Data records for software interfaces:
◇ ◇ ◇ ◇
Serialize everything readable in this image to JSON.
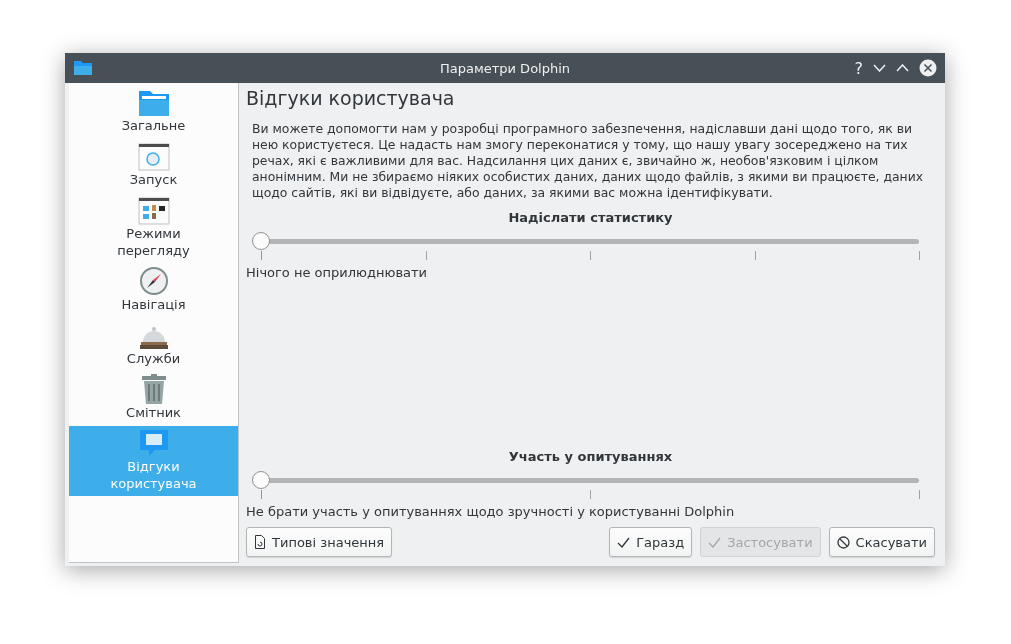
{
  "window": {
    "title": "Параметри Dolphin"
  },
  "title_buttons": [
    "?"
  ],
  "sidebar": {
    "items": [
      {
        "label": "Загальне",
        "selected": false
      },
      {
        "label": "Запуск",
        "selected": false
      },
      {
        "label": "Режими перегляду",
        "selected": false
      },
      {
        "label": "Навігація",
        "selected": false
      },
      {
        "label": "Служби",
        "selected": false
      },
      {
        "label": "Смітник",
        "selected": false
      },
      {
        "label": "Відгуки користувача",
        "selected": true
      }
    ]
  },
  "page": {
    "title": "Відгуки користувача",
    "description": "Ви можете допомогти нам у розробці програмного забезпечення, надіславши дані щодо того, як ви нею користуєтеся. Це надасть нам змогу переконатися у тому, що нашу увагу зосереджено на тих речах, які є важливими для вас. Надсилання цих даних є, звичайно ж, необов'язковим і цілком анонімним. Ми не збираємо ніяких особистих даних, даних щодо файлів, з якими ви працюєте, даних щодо сайтів, які ви відвідуєте, або даних, за якими вас можна ідентифікувати.",
    "sliders": [
      {
        "label": "Надіслати статистику",
        "kind": "five-step",
        "level": 0,
        "caption": "Нічого не оприлюднювати"
      },
      {
        "label": "Участь у опитуваннях",
        "kind": "three-step",
        "level": 0,
        "caption": "Не брати участь у опитуваннях щодо зручності у користуванні Dolphin"
      }
    ]
  },
  "buttons": [
    {
      "label": "Типові значення",
      "kind": "defaults",
      "disabled": false
    },
    {
      "label": "Гаразд",
      "kind": "confirm",
      "disabled": false
    },
    {
      "label": "Застосувати",
      "kind": "confirm",
      "disabled": true
    },
    {
      "label": "Скасувати",
      "kind": "cancel",
      "disabled": false
    }
  ]
}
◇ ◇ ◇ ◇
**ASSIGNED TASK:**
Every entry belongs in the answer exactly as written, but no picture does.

**ANSWER BELOW:**
Serialize everything readable in this image to JSON.
{
  "window": {
    "title": "Параметри Dolphin"
  },
  "title_buttons": [
    "?"
  ],
  "sidebar": {
    "items": [
      {
        "label": "Загальне",
        "selected": false
      },
      {
        "label": "Запуск",
        "selected": false
      },
      {
        "label": "Режими перегляду",
        "selected": false
      },
      {
        "label": "Навігація",
        "selected": false
      },
      {
        "label": "Служби",
        "selected": false
      },
      {
        "label": "Смітник",
        "selected": false
      },
      {
        "label": "Відгуки користувача",
        "selected": true
      }
    ]
  },
  "page": {
    "title": "Відгуки користувача",
    "description": "Ви можете допомогти нам у розробці програмного забезпечення, надіславши дані щодо того, як ви нею користуєтеся. Це надасть нам змогу переконатися у тому, що нашу увагу зосереджено на тих речах, які є важливими для вас. Надсилання цих даних є, звичайно ж, необов'язковим і цілком анонімним. Ми не збираємо ніяких особистих даних, даних щодо файлів, з якими ви працюєте, даних щодо сайтів, які ви відвідуєте, або даних, за якими вас можна ідентифікувати.",
    "sliders": [
      {
        "label": "Надіслати статистику",
        "kind": "five-step",
        "level": 0,
        "caption": "Нічого не оприлюднювати"
      },
      {
        "label": "Участь у опитуваннях",
        "kind": "three-step",
        "level": 0,
        "caption": "Не брати участь у опитуваннях щодо зручності у користуванні Dolphin"
      }
    ]
  },
  "buttons": [
    {
      "label": "Типові значення",
      "kind": "defaults",
      "disabled": false
    },
    {
      "label": "Гаразд",
      "kind": "confirm",
      "disabled": false
    },
    {
      "label": "Застосувати",
      "kind": "confirm",
      "disabled": true
    },
    {
      "label": "Скасувати",
      "kind": "cancel",
      "disabled": false
    }
  ]
}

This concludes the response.